What Would it Take to Overcome Exclusionary Barriers, and Promote More Affordable Options in All Neighborhoods?
What would it take to make new neighborhoods, and remake old ones, so that large, complex, metropolitan areas moved decisively toward racial and economic integration? What local and regional governance strategies could most effectively overcome barriers to these goals?
Today, we published four papers exploring these questions. The papers—an overview essay and case studies of Washington, DC, Houston, and Chicago—were presented at A Shared Future: Fostering Communities of Inclusion in an Era of Inequality, a symposium we hosted in April 2017. The four papers are:
Pathways to Inclusion: Contexts for Neighborhood Integration in Chicago, Houston, and Washington, by Rolf Pendall, who moderated this panel at our symposium, offers an overview of the major demographic changes that are transforming US housing markets and describes two distinct patterns of political geography that will affect local and regional decisionmaking about neighborhood inclusion. He begins by reporting that the population of the United States – particularly its metropolitan areas – is both growing and becoming more diverse by age, race and ethnicity, household composition, and income. He then describes the two principal patterns of political geography that affect decisionmaking about neighborhood inclusion: fragmentation of local governments (particularly in the Northeast and Midwest where control of land use is in the hands of many local governments) and polycentricity (particularly in the South and the West, where larger county governments have much more control over land uses). Fostering inclusion in both types of places is challenging. In the former regions, he notes, it tends to require state-level action. In the latter, the efforts often focus on school districts as well as school assignment zones within particularly large school districts. He concludes by showing the interplay between the national demographic trends and political geographies of the three case study regions.
University of Maryland
An Equitable Future for the Washington, DC Region?: A “Regionalism Light” Approach to Building, by Willow Lung-Amam, begins by noting that while that DC region is racially and economically diverse, it also is highly segregated and has some of the nation’s highest housing prices. Moreover, because it is politically fragmented, it has uneven patterns of development. Given this, Lung-Aman proposes a “regionalism-light” approach that focuses on the protection and production of affordable housing. In particular, she says four approaches should be the central part of any effort to break down barriers to housing inclusion in existing neighborhoods and build a strong platform for current and future residents to be a part of the region’s continued growth and prosperity: preserving existing affordable units through aggressive anti-displacement strategies; capturing land value to produce new affordable housing, especially near transit stations; increasing the density and diversity of suburban housing; and tackling the region’s stark east-west divide with fair-share policies.

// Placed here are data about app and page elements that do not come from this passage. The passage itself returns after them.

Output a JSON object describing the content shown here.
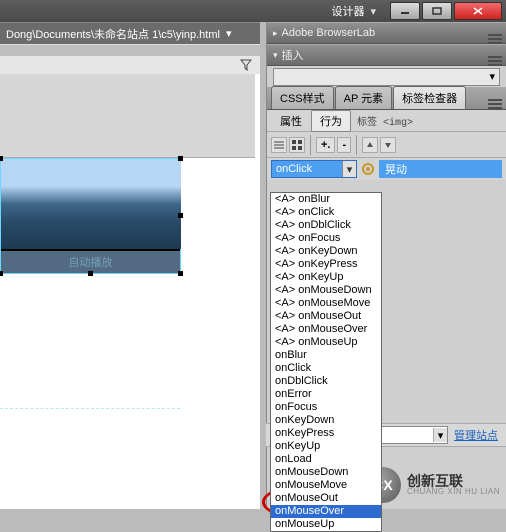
{
  "titlebar": {
    "designer_label": "设计器"
  },
  "pathbar": {
    "path": "Dong\\Documents\\未命名站点 1\\c5\\yinp.html"
  },
  "panels": {
    "browserlab": {
      "title": "Adobe BrowserLab"
    },
    "insert": {
      "title": "插入",
      "dropdown_arrow": "▾"
    },
    "tag_inspector": {
      "tabs": [
        {
          "label": "CSS样式",
          "active": false
        },
        {
          "label": "AP 元素",
          "active": false
        },
        {
          "label": "标签检查器",
          "active": true
        }
      ],
      "sub_tabs": [
        {
          "label": "属性",
          "active": false
        },
        {
          "label": "行为",
          "active": true
        }
      ],
      "tag_label": "标签 <img>",
      "toolbar_plus": "+.",
      "toolbar_minus": "-",
      "event_value": "onClick",
      "effect_label": "晃动",
      "events": [
        "<A> onBlur",
        "<A> onClick",
        "<A> onDblClick",
        "<A> onFocus",
        "<A> onKeyDown",
        "<A> onKeyPress",
        "<A> onKeyUp",
        "<A> onMouseDown",
        "<A> onMouseMove",
        "<A> onMouseOut",
        "<A> onMouseOver",
        "<A> onMouseUp",
        "onBlur",
        "onClick",
        "onDblClick",
        "onError",
        "onFocus",
        "onKeyDown",
        "onKeyPress",
        "onKeyUp",
        "onLoad",
        "onMouseDown",
        "onMouseMove",
        "onMouseOut",
        "onMouseOver",
        "onMouseUp"
      ],
      "selected_event_index": 24
    }
  },
  "manage_site": {
    "link_label": "管理站点"
  },
  "logo": {
    "mark": "CX",
    "cn": "创新互联",
    "en": "CHUANG XIN HU LIAN"
  },
  "image_caption": "自动播放"
}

Can a Market-Oriented City Also Be Inclusive?, by William Fulton, explains that while Houston has emerged in the last 30-plus years as one of the country’s most ethnically diverse and affordable cities, these measures mask significant amounts of inequality and disparity that are at least as bad as, and perhaps worse than, those in other metro areas. At first glance, he notes, Houston seems unable to address these challenges, largely because it has a reputation for being one of the nation’s most market-oriented cities for real estate development. However, he contends, the city has a unique and important opportunity to address these issues because it also has abundant amounts of vacant land, limited zoning regulations that could block the development of affordable housing, regulatory tools that could encourage such development, and a potentially useful but currently uncoordinated set of financial incentives for economic development and real estate development. Accomplishing this task, he explains, would require both a comprehensive citywide approach and targeted efforts in underserved neighborhoods threatened by gentrification. In particular, the following strategies are especially promising: aligning both economic development incentives and regulations with inclusiveness goals; using government and institutional landholdings to strategically to pursue those goals; and creating a broad and comprehensive approach to inclusiveness that includes both underserved and high-opportunity areas. He notes that while Houston has taken some steps in this direction, it has fallen short in others, particularly in efforts to bring affordable housing to high-opportunity areas.
(Please note that Fulton’s paper was completed before Hurricane Harvey caused extensive damage and displacement in Houston during August 2017.)
|Marisa Novara & Amy Khare,
Metropolitan Planning Council
Two Extremes of Residential Segregation: Chicago’s Separate Worlds & Policy Strategies for Integraion, by Marisa Novara and Amy Khare, argues that a movement is needed to rethink strategies for desgregation at the region’s two poles: concentrated poverty and concentrated wealth. The Chicago region, they note, ranks in the top quarter of all metros with regard to economic segregation and is in danger of becoming even more segregated by race and class. In areas suffering from disinvestment, Novara and Khare argue that carefully revised lending criteria and improved appraisal processes, along with other complimentary policies, could lead to increased investment. This, in turn, might create more integrated communities. In contrast, they note that political realities make it unlikely that the state will step in to override local land-use restrictions that stymie the development of affordable housing (as Massachusetts has done via a law passed in 1969). Given this situation, they suggest that Illinois instead draw on a different Massachusetts law that offers incentives to more affluent communities that zone for dense, mixed-income residential developments, particularly in locations well-served by transit.